If you took two unrelated dogs and bred them, and then bred a brother-sister pair from the resulting litter, the coefficient of inbreeding would be 25%.
You’d end up with an even higher number if the sire and dam were themselves related farther back.

Mixed breed dogs, on average, tend to have a coefficient of inbreeding around 5% (see references below for more details).
This is not always the case; breeding related mixed breed dogs together can result in high COI puppies, just as in purebreds.

The average COI for purebred dogs is ~20%.
Specific breeds can be higher or lower than this value.
For some breeds, the average coefficient of inbreeding can approach or even pass 40%.
Because these are average numbers, individual COI can vary.
For example, some breeding lines may have more genetic diversity than others.

It’s worth noting that zoo-based, species conservation programs have set a target COI at 10%. This means that they want to design breeding programs that will keep the level of inbreeding at or below this level.
While this metric is a bit arbitrary, it can be useful when comparing the inbreeding consequences of various pairings.

Source: Dog Aging Project
ODIS - pedigree database - COI & AVK explanation
ODIS - pedigree database - COI & AVK explanation


AVK is the German acronym for AhnenVerlust-Koeffizient, which means “ancestor loss coefficient”.

The purpose is to measure how many ancestors occur multiple times in a family tree of five generations.
If every ancestor is unique, the AVK is 100%.
But if there has been line breeding in the past, then the value is lower.
When all five generations are complete, there are 62 animals in the pedigree.

Suppose that two animals occur twice in the pedigree, then 62 – 2 = 60 unique animals remain.
The calculation is 60 divided by 62, multiplied by 100.
So, in this case the AVK is 96.77%.

An AVK of less than 100% is always an indication that there has been inbreeding in the pedigree of an animal, but you cannot tell if it is this animal or one or more of its ancestors that has been inbred.
The AVK of an animal is therefore not necessarily related to the inbreeding coefficient of the animal, but could relate to its ancestors.

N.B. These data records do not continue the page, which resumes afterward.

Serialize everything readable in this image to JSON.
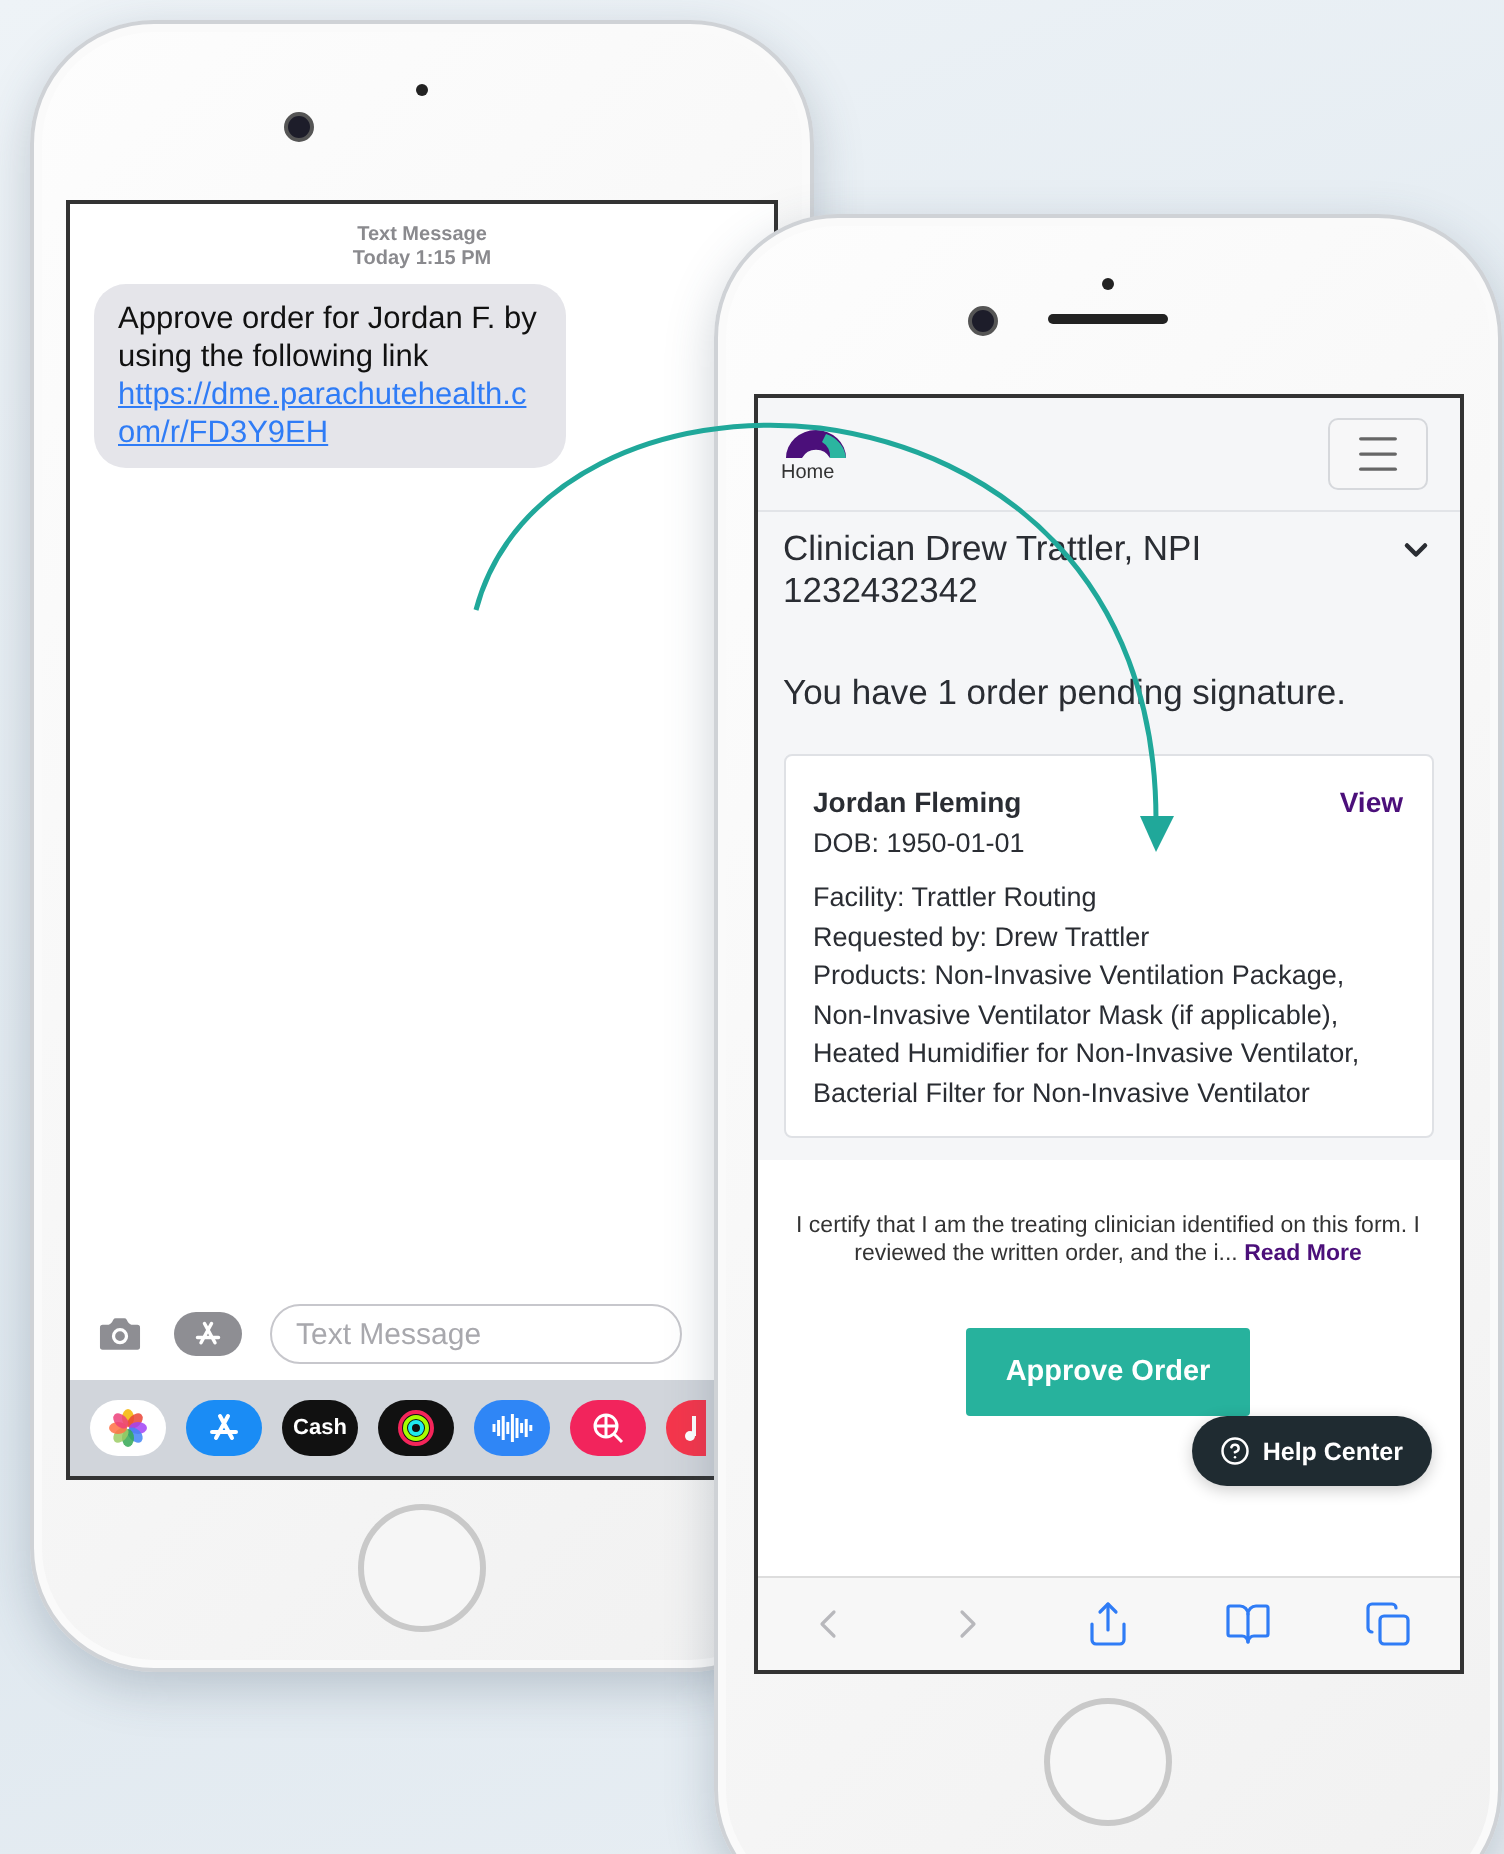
{
  "messages_phone": {
    "header": {
      "title": "Text Message",
      "time": "Today 1:15 PM"
    },
    "message": {
      "text": "Approve order for Jordan F. by using the following link ",
      "link": "https://dme.parachutehealth.com/r/FD3Y9EH"
    },
    "input": {
      "placeholder": "Text Message"
    },
    "app_drawer": [
      {
        "kind": "photos"
      },
      {
        "kind": "app-store"
      },
      {
        "kind": "cash",
        "label": "Cash"
      },
      {
        "kind": "activity"
      },
      {
        "kind": "sound"
      },
      {
        "kind": "globe-search"
      },
      {
        "kind": "music"
      }
    ]
  },
  "browser_phone": {
    "nav": {
      "home_label": "Home"
    },
    "clinician": {
      "text": "Clinician Drew Trattler, NPI 1232432342",
      "expanded": false
    },
    "pending": "You have 1 order pending signature.",
    "order_card": {
      "patient": "Jordan Fleming",
      "action": "View",
      "dob": "DOB: 1950-01-01",
      "details": [
        "Facility: Trattler Routing",
        "Requested by: Drew Trattler",
        "Products: Non-Invasive Ventilation Package, Non-Invasive Ventilator Mask (if applicable), Heated Humidifier for Non-Invasive Ventilator, Bacterial Filter for Non-Invasive Ventilator"
      ]
    },
    "certify": {
      "text": "I certify that I am the treating clinician identified on this form. I reviewed the written order, and the i... ",
      "link": "Read More"
    },
    "approve_button": "Approve Order",
    "help_button": "Help Center",
    "toolbar": [
      {
        "kind": "back",
        "disabled": true
      },
      {
        "kind": "forward",
        "disabled": true
      },
      {
        "kind": "share",
        "disabled": false
      },
      {
        "kind": "bookmarks",
        "disabled": false
      },
      {
        "kind": "tabs",
        "disabled": false
      }
    ]
  }
}
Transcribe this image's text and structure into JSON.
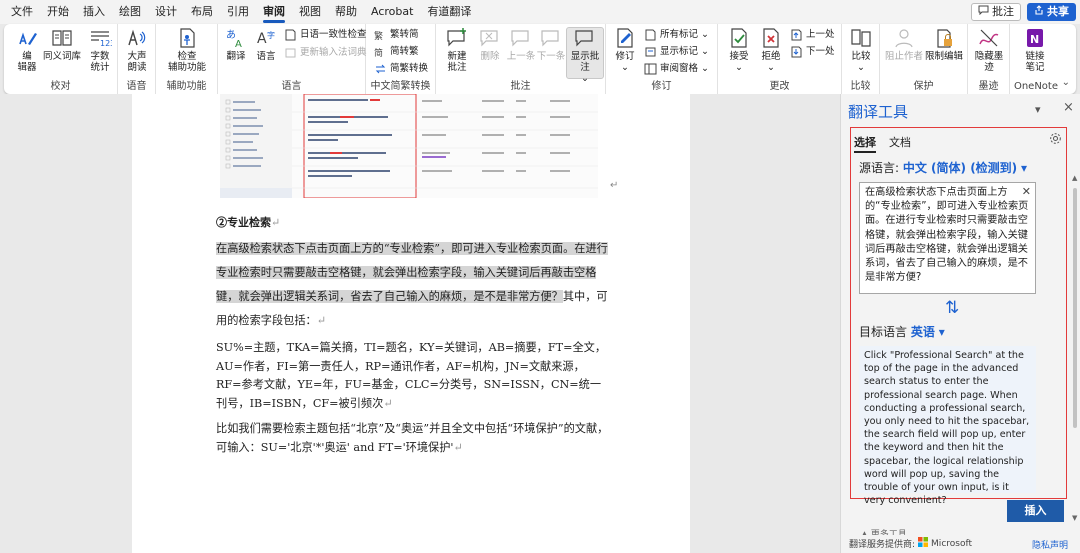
{
  "menubar": {
    "items": [
      "文件",
      "开始",
      "插入",
      "绘图",
      "设计",
      "布局",
      "引用",
      "审阅",
      "视图",
      "帮助",
      "Acrobat",
      "有道翻译"
    ],
    "active_index": 7,
    "comment_label": "批注",
    "share_label": "共享"
  },
  "ribbon": {
    "groups": {
      "proofing": "校对",
      "speech": "语音",
      "accessibility": "辅助功能",
      "language": "语言",
      "chinese_convert": "中文简繁转换",
      "comments": "批注",
      "tracking": "修订",
      "changes": "更改",
      "compare": "比较",
      "protect": "保护",
      "ink": "墨迹",
      "onenote": "OneNote"
    },
    "buttons": {
      "editor": [
        "编",
        "辑器"
      ],
      "thesaurus": "同义词库",
      "word_count": [
        "字数",
        "统计"
      ],
      "read_aloud": [
        "大声",
        "朗读"
      ],
      "check_access": [
        "检查",
        "辅助功能"
      ],
      "translate": "翻译",
      "language": "语言",
      "consistency": "日语一致性检查",
      "ime_dict": "更新输入法词典",
      "to_trad": "繁转简",
      "to_simp": "简转繁",
      "convert": "简繁转换",
      "new_comment": [
        "新建",
        "批注"
      ],
      "delete": "删除",
      "prev": "上一条",
      "next": "下一条",
      "show_comments": "显示批注",
      "track": "修订",
      "all_markup": "所有标记",
      "show_markup": "显示标记",
      "review_pane": "审阅窗格",
      "accept": "接受",
      "reject": "拒绝",
      "prev_change": "上一处",
      "next_change": "下一处",
      "compare": "比较",
      "block_authors": "阻止作者",
      "restrict": "限制编辑",
      "hide_ink": [
        "隐藏墨",
        "迹"
      ],
      "linked_notes": [
        "链接",
        "笔记"
      ]
    }
  },
  "document": {
    "heading": "②专业检索",
    "para1_selected": "在高级检索状态下点击页面上方的“专业检索”，即可进入专业检索页面。在进行专业检索时只需要敲击空格键，就会弹出检索字段，输入关键词后再敲击空格键，就会弹出逻辑关系词，省去了自己输入的麻烦，是不是非常方便？",
    "para1_rest": "其中，可用的检索字段包括：",
    "para2": "SU%=主题，TKA=篇关摘，TI=题名，KY=关键词，AB=摘要，FT=全文，AU=作者，FI=第一责任人，RP=通讯作者，AF=机构，JN=文献来源，RF=参考文献，YE=年，FU=基金，CLC=分类号，SN=ISSN，CN=统一刊号，IB=ISBN，CF=被引频次",
    "para3": "比如我们需要检索主题包括“北京”及“奥运”并且全文中包括“环境保护”的文献，可输入：SU='北京'*'奥运' and FT='环境保护'"
  },
  "translate_pane": {
    "title": "翻译工具",
    "tab_selection": "选择",
    "tab_document": "文档",
    "source_label": "源语言:",
    "source_lang": "中文 (简体) (检测到)",
    "source_text": "在高级检索状态下点击页面上方的“专业检索”，即可进入专业检索页面。在进行专业检索时只需要敲击空格键，就会弹出检索字段，输入关键词后再敲击空格键，就会弹出逻辑关系词，省去了自己输入的麻烦，是不是非常方便?",
    "target_label": "目标语言",
    "target_lang": "英语",
    "target_text": "Click \"Professional Search\" at the top of the page in the advanced search status to enter the professional search page. When conducting a professional search, you only need to hit the spacebar, the search field will pop up, enter the keyword and then hit the spacebar, the logical relationship word will pop up, saving the trouble of your own input, is it very convenient?",
    "insert_label": "插入",
    "provider_label": "翻译服务提供商:",
    "provider_name": "Microsoft",
    "privacy_label": "隐私声明",
    "hidden_section": "▲ 更多工具"
  },
  "colors": {
    "accent": "#1e62d0",
    "highlight_box": "#e23a3a",
    "insert_button": "#1f5ba8"
  }
}
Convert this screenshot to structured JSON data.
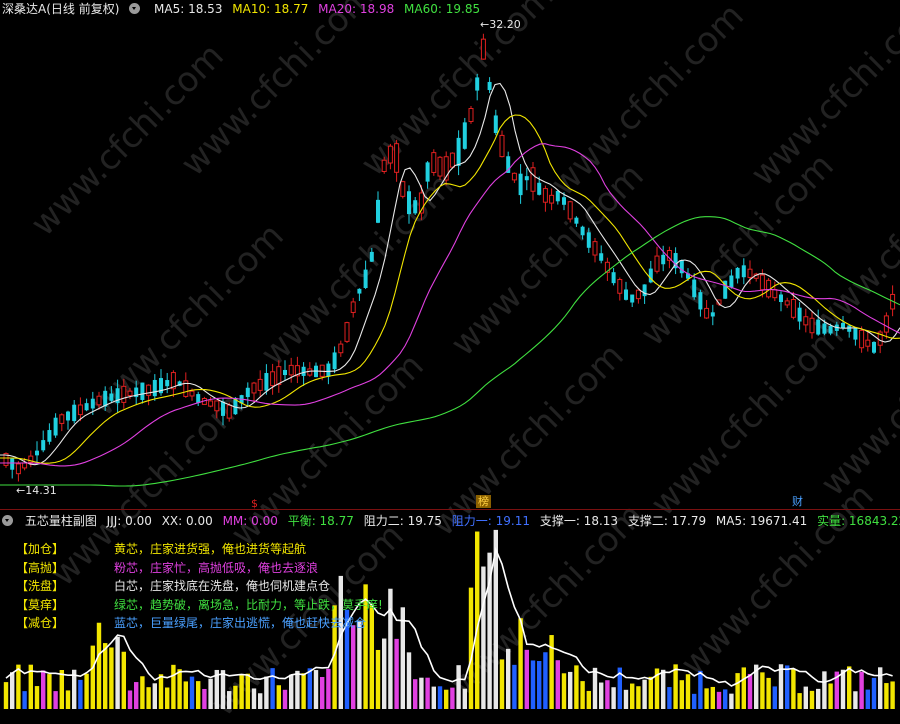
{
  "header": {
    "title": "深桑达A(日线 前复权)",
    "indicators": [
      {
        "label": "MA5: 18.53",
        "color": "#e8e8e8"
      },
      {
        "label": "MA10: 18.77",
        "color": "#f2e600"
      },
      {
        "label": "MA20: 18.98",
        "color": "#e040e0"
      },
      {
        "label": "MA60: 19.85",
        "color": "#40e040"
      }
    ]
  },
  "price_chart": {
    "high_label": "32.20",
    "low_label": "14.31",
    "markers": [
      {
        "text": "$",
        "color": "#e02020"
      },
      {
        "text": "榜",
        "color": "#f0c000"
      },
      {
        "text": "财",
        "color": "#4aa0ff"
      }
    ]
  },
  "sub_header": {
    "title": "五芯量柱副图",
    "items": [
      {
        "label": "JJJ: 0.00",
        "color": "#e8e8e8"
      },
      {
        "label": "XX: 0.00",
        "color": "#e8e8e8"
      },
      {
        "label": "MM: 0.00",
        "color": "#e040e0"
      },
      {
        "label": "平衡: 18.77",
        "color": "#40e040"
      },
      {
        "label": "阻力二: 19.75",
        "color": "#e8e8e8"
      },
      {
        "label": "阻力一: 19.11",
        "color": "#4070ff"
      },
      {
        "label": "支撑一: 18.13",
        "color": "#e8e8e8"
      },
      {
        "label": "支撑二: 17.79",
        "color": "#e8e8e8"
      },
      {
        "label": "MA5: 19671.41",
        "color": "#e8e8e8"
      },
      {
        "label": "实量: 16843.22",
        "color": "#40e040"
      }
    ]
  },
  "legend": [
    {
      "tag": "【加仓】",
      "text": "黄芯，庄家进货强，俺也进货等起航",
      "color": "#f2e600"
    },
    {
      "tag": "【高抛】",
      "text": "粉芯，庄家忙，高抛低吸，俺也去逐浪",
      "color": "#e040e0"
    },
    {
      "tag": "【洗盘】",
      "text": "白芯，庄家找底在洗盘，俺也伺机建点仓",
      "color": "#e8e8e8"
    },
    {
      "tag": "【莫痒】",
      "text": "绿芯，趋势破，离场急，比耐力，等止跌，莫手痒!",
      "color": "#40e040"
    },
    {
      "tag": "【减仓】",
      "text": "蓝芯，巨量绿尾，庄家出逃慌，俺也赶快去减仓",
      "color": "#4aa0ff"
    }
  ],
  "watermark": "www.cfchi.com",
  "colors": {
    "up": "#e02020",
    "down": "#20d0e0",
    "separator": "#7a1010"
  }
}
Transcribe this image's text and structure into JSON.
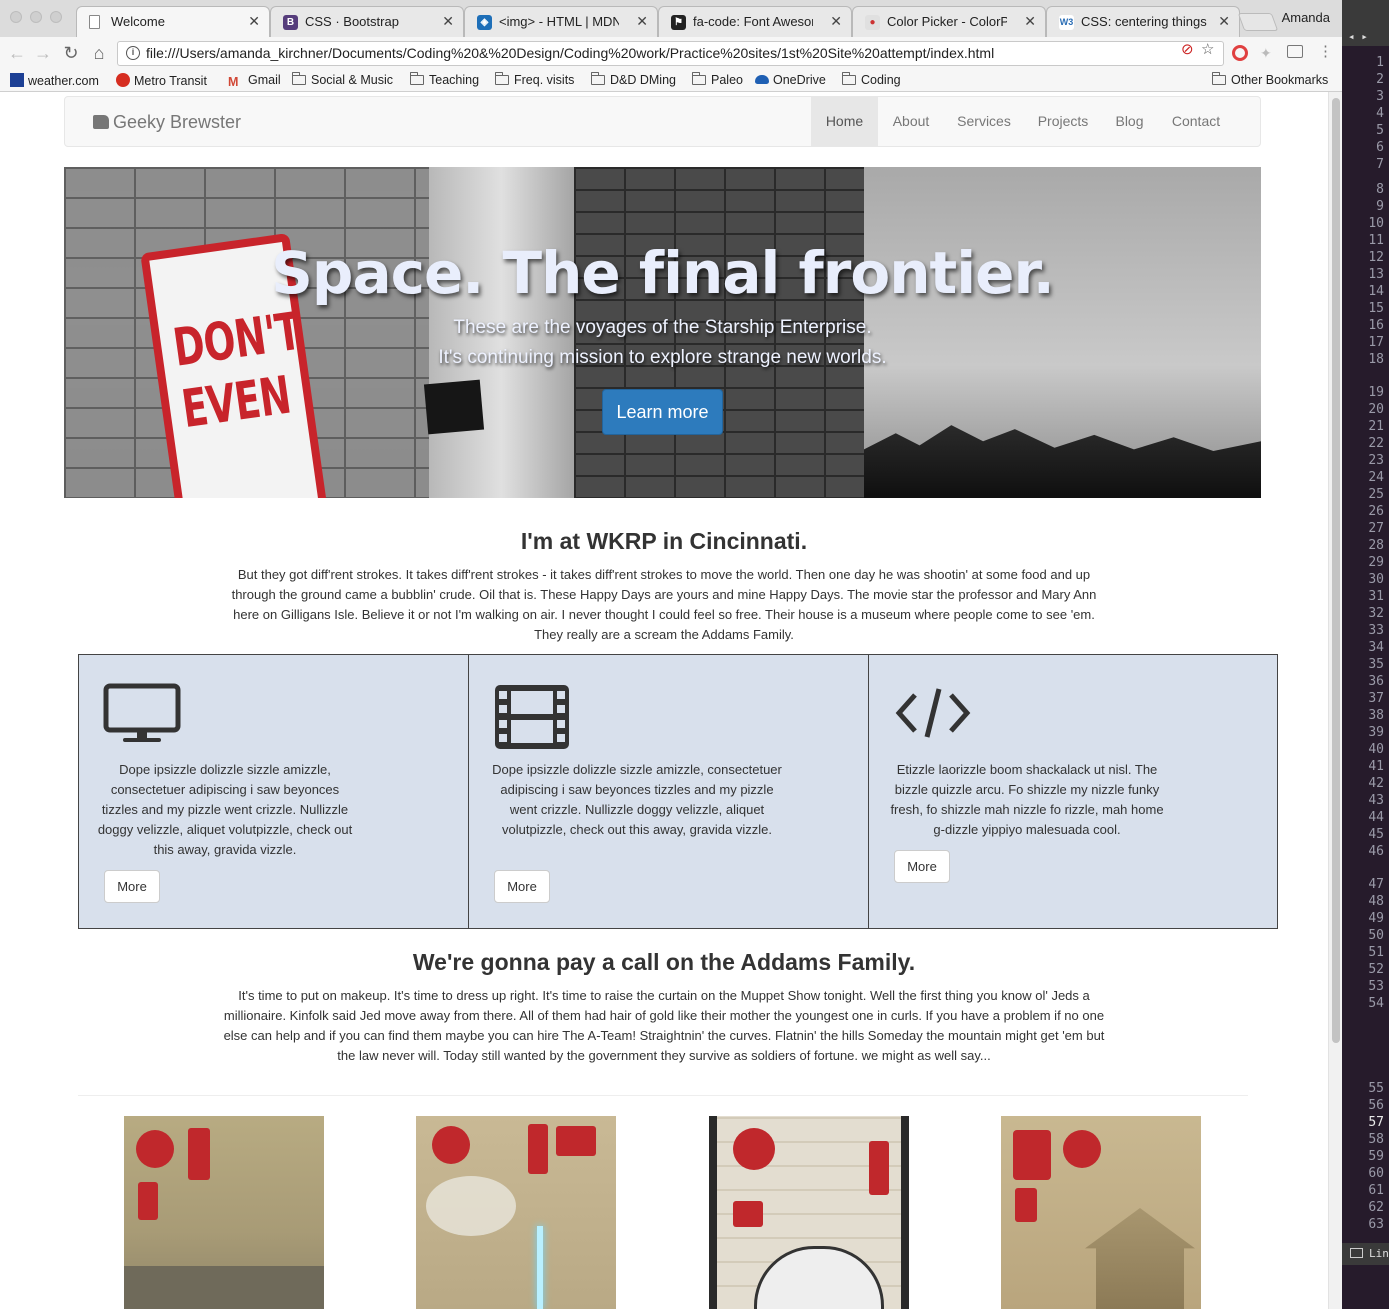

What does inbred mean?
0 = no inbreeding.
0.25 = for example, a full-brother and sister have been bred.
1 = complete inbreed: each pair of genes is equal.

Source: ZooEasy